A multiparametric prostate MRI scan (mpMRI) is an advanced form of computer imaging which looks in detail at the prostate and surrounding areas. This is performed in conjunction with your prostate biopsy to give you the most accurate possible diagnosis and staging.
Multiparametric MRI is a relatively new technology, before this there was no reliable method for imaging prostate cancer. It is very sensitive and can detect up to 90% of significant prostate cancers. Given the technology is not 100%, it still needs to be performed along with a biopsy. The combination of the two gives us the best possible information to help you make an informed decision about treatment. It is generally performed before your biopsy, as the swelling that occurs after a biopsy makes the MRI more difficult to interpret.
The first advantage of a mpMRI is that if your biopsy shows no cancer, a normal mpMRI scan is very reassuring and makes a second biopsy less likely.
If a small amount of low grade cancer is found on biopsy, a mpMRI helps us decide whether active surveillance or radical treatment is best. A normal appearance on mpMRI reassures us that the cancer is likely low risk and active surveillance is a good option. If a large tumour is seen on mpMRI, this suggests that the biopsy may have missed a more aggressive tumour and active treatment may be more appropriate.
If surgery is planned for a more aggressive tumour, the mpMRI assists with planning of the operation and helps us decide whether nerve sparing is a suitable option, or whether the lymph glands of the pelvis should be removed along with the prostate.
The MRI is essentially a high powered magnet and is not suitable for any patient with metal objects in their body.
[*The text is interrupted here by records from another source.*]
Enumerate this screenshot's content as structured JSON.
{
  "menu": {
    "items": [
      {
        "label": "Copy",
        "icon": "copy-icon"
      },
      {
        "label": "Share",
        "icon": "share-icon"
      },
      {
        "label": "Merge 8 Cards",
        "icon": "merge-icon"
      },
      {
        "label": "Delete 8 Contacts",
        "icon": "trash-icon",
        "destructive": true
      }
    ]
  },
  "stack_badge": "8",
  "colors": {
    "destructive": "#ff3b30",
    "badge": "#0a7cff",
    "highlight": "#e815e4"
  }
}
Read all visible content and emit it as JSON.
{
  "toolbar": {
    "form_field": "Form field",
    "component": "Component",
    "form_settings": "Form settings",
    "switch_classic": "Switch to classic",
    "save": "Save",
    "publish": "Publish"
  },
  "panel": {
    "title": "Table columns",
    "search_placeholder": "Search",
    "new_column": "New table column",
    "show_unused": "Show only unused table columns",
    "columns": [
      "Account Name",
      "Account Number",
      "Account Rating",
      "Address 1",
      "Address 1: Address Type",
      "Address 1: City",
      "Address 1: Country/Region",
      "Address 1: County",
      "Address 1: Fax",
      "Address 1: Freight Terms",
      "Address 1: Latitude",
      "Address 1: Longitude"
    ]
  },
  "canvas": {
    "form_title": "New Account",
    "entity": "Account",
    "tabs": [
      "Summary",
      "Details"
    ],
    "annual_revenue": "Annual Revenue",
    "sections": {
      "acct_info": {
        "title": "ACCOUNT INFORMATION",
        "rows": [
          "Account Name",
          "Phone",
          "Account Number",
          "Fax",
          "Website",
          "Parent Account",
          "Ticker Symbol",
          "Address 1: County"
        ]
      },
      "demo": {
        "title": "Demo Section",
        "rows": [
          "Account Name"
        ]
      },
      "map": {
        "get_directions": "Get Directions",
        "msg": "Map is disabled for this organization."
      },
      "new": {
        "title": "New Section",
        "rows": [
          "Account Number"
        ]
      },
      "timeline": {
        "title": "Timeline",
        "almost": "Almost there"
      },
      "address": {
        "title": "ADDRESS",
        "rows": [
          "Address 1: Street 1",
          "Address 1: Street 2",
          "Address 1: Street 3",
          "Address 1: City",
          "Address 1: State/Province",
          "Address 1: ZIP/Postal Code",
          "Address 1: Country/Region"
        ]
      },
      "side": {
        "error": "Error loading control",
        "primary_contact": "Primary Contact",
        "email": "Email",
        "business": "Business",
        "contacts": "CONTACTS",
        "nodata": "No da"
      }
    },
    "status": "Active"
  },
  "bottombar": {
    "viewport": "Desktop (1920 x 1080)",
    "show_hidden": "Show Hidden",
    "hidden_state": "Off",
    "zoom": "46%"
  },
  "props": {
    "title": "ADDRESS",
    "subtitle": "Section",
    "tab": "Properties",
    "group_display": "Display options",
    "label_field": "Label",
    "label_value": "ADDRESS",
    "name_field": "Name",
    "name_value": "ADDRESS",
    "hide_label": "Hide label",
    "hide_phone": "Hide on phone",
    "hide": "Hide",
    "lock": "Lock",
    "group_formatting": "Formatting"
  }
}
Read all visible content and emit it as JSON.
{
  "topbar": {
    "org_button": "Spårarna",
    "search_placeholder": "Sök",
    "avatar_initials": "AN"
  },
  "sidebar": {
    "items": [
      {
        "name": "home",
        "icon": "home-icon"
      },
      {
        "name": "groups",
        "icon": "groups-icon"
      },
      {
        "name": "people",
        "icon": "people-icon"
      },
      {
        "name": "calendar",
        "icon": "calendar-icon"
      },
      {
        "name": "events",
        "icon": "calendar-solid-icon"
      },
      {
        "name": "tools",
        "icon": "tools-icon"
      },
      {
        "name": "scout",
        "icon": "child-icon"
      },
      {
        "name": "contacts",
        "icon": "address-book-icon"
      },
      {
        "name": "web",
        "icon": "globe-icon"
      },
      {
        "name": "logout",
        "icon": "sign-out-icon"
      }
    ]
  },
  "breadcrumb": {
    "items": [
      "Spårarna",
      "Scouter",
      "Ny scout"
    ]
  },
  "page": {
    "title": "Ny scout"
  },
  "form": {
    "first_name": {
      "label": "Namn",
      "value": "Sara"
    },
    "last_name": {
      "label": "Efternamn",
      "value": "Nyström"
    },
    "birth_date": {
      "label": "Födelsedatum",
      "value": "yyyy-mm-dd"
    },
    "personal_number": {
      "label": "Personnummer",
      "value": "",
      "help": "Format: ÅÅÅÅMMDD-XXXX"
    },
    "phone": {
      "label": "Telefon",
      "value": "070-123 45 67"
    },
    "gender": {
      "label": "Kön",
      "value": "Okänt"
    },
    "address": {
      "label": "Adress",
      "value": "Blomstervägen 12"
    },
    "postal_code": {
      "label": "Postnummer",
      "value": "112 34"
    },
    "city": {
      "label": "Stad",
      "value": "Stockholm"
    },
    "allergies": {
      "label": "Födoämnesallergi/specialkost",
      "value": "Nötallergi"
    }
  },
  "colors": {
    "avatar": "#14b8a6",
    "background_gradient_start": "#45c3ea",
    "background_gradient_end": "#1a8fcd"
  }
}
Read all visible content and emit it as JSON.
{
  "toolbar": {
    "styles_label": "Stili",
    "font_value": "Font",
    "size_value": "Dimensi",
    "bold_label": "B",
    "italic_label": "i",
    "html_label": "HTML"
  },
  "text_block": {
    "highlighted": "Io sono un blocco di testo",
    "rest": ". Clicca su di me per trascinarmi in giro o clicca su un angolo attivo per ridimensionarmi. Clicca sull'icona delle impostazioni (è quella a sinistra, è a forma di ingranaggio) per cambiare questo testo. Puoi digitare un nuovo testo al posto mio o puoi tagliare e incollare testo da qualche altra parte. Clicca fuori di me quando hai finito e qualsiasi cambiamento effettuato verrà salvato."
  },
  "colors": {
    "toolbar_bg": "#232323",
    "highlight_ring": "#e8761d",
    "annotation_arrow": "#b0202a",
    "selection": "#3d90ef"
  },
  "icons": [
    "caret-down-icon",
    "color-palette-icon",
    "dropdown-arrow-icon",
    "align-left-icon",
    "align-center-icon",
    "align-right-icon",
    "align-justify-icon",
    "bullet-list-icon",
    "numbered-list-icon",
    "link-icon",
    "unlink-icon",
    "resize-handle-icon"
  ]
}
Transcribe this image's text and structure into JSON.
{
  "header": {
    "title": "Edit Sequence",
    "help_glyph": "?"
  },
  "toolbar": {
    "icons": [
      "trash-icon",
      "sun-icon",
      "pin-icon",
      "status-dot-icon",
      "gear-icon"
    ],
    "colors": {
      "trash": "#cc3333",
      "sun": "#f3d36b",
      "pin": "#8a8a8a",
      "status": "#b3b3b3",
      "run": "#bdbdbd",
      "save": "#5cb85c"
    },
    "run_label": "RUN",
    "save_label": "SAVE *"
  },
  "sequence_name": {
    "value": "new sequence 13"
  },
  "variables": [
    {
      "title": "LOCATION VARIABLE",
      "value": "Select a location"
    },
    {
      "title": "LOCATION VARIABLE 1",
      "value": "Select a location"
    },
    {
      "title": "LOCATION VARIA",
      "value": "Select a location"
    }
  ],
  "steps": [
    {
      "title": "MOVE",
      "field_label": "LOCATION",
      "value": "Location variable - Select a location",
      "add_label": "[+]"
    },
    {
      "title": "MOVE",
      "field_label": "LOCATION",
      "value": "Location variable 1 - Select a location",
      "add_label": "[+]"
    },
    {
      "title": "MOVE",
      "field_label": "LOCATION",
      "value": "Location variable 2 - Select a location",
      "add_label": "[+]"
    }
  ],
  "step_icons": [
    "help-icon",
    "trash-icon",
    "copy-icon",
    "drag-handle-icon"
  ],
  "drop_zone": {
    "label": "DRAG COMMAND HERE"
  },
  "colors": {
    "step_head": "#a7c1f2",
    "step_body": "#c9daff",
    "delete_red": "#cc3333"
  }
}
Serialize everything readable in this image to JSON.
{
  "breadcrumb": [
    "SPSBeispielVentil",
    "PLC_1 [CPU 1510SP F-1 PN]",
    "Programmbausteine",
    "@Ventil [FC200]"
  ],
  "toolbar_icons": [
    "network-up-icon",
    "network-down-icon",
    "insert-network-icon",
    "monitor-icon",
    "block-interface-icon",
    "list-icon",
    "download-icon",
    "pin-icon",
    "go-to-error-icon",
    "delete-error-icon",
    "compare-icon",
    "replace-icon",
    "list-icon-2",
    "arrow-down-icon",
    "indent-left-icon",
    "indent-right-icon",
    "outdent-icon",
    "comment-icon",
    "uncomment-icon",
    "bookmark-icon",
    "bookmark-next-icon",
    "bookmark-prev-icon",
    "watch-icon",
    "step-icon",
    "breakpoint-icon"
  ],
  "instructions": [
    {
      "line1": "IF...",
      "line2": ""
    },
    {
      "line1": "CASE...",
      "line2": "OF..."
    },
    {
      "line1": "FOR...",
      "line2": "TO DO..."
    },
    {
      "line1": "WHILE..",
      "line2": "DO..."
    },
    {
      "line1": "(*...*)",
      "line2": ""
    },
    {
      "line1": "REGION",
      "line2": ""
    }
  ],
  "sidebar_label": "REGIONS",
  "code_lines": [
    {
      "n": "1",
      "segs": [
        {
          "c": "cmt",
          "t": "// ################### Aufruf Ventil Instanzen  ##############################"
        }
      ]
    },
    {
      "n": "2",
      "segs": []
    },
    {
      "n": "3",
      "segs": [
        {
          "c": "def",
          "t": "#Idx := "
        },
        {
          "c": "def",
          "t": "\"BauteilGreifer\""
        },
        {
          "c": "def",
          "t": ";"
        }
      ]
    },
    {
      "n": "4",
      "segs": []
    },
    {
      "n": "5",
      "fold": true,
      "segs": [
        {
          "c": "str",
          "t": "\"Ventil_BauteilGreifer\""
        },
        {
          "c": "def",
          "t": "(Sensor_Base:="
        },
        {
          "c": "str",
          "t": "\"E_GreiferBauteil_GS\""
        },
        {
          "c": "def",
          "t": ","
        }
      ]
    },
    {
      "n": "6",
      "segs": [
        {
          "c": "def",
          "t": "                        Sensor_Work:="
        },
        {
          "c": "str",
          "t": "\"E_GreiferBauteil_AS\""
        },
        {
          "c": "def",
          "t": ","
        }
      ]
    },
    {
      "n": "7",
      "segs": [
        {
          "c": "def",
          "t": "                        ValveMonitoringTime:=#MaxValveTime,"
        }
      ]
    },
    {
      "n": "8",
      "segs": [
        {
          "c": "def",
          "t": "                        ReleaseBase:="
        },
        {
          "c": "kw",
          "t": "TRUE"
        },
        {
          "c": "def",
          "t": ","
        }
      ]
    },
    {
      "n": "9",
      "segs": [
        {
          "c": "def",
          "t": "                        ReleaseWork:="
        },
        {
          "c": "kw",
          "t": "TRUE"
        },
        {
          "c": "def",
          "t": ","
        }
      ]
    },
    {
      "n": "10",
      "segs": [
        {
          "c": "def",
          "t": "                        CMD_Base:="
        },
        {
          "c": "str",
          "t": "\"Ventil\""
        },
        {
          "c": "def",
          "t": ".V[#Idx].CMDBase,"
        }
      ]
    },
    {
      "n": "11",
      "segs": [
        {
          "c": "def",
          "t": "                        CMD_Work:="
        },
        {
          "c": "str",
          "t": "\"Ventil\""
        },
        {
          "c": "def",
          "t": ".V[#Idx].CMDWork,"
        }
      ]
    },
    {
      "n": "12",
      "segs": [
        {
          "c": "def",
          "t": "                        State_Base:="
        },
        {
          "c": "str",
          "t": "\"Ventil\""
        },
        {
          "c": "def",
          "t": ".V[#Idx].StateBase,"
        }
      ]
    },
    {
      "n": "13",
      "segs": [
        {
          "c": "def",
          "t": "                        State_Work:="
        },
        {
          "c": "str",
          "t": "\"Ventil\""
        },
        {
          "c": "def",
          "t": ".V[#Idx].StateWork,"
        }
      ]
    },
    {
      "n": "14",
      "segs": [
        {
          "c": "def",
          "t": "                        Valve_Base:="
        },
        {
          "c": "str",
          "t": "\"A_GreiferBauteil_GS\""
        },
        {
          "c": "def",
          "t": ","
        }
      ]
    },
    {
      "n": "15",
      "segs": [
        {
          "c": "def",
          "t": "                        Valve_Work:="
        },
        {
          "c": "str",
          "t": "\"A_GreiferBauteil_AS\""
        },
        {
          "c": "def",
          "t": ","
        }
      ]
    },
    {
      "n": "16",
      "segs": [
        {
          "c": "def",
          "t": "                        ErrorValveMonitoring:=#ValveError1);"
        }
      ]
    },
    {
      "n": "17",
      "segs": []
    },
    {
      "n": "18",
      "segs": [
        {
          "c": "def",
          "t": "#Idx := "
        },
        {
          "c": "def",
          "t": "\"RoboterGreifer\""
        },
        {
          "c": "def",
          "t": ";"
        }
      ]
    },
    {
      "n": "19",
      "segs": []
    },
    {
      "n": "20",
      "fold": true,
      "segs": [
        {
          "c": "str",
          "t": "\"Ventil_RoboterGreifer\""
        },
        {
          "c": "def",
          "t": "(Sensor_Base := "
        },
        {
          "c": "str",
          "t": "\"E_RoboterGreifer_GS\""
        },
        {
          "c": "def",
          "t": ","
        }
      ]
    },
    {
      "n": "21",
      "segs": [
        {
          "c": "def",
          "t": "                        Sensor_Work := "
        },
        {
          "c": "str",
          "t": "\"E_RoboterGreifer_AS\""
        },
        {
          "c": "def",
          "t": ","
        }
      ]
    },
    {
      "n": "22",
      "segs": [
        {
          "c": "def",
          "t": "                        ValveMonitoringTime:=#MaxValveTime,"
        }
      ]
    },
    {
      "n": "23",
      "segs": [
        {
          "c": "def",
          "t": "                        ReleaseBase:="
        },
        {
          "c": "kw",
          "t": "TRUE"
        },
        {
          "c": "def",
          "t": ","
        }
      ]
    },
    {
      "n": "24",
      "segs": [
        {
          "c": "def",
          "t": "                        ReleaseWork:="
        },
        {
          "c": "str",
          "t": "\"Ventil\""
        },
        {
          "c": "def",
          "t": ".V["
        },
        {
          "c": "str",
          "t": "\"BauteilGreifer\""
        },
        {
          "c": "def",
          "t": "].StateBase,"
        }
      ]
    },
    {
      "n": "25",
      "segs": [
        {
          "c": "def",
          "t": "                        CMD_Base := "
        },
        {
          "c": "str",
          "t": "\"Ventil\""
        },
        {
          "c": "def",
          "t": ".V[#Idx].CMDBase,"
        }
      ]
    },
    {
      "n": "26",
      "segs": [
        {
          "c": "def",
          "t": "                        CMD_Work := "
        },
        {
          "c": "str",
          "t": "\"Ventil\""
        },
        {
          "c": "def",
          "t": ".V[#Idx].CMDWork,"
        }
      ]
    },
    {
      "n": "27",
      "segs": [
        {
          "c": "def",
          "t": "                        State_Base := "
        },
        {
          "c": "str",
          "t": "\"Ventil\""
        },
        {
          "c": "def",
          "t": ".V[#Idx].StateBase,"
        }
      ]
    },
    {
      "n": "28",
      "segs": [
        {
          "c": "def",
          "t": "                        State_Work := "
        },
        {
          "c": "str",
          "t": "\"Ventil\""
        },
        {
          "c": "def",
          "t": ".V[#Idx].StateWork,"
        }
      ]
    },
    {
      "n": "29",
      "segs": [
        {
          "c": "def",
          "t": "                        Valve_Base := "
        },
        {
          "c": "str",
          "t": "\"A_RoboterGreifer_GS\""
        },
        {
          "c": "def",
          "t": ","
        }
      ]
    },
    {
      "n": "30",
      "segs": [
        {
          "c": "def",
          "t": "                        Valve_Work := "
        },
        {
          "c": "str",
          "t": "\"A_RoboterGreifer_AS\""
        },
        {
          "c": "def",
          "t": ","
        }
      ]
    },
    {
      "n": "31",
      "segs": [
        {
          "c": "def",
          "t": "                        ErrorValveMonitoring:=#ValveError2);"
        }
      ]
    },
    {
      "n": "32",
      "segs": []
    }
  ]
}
This includes:
- joint replacements
- pacemakers or internal defibrillators
- neurosurgical clips
- any orthopaedic nails, plates or screws
- metal fragments in the eye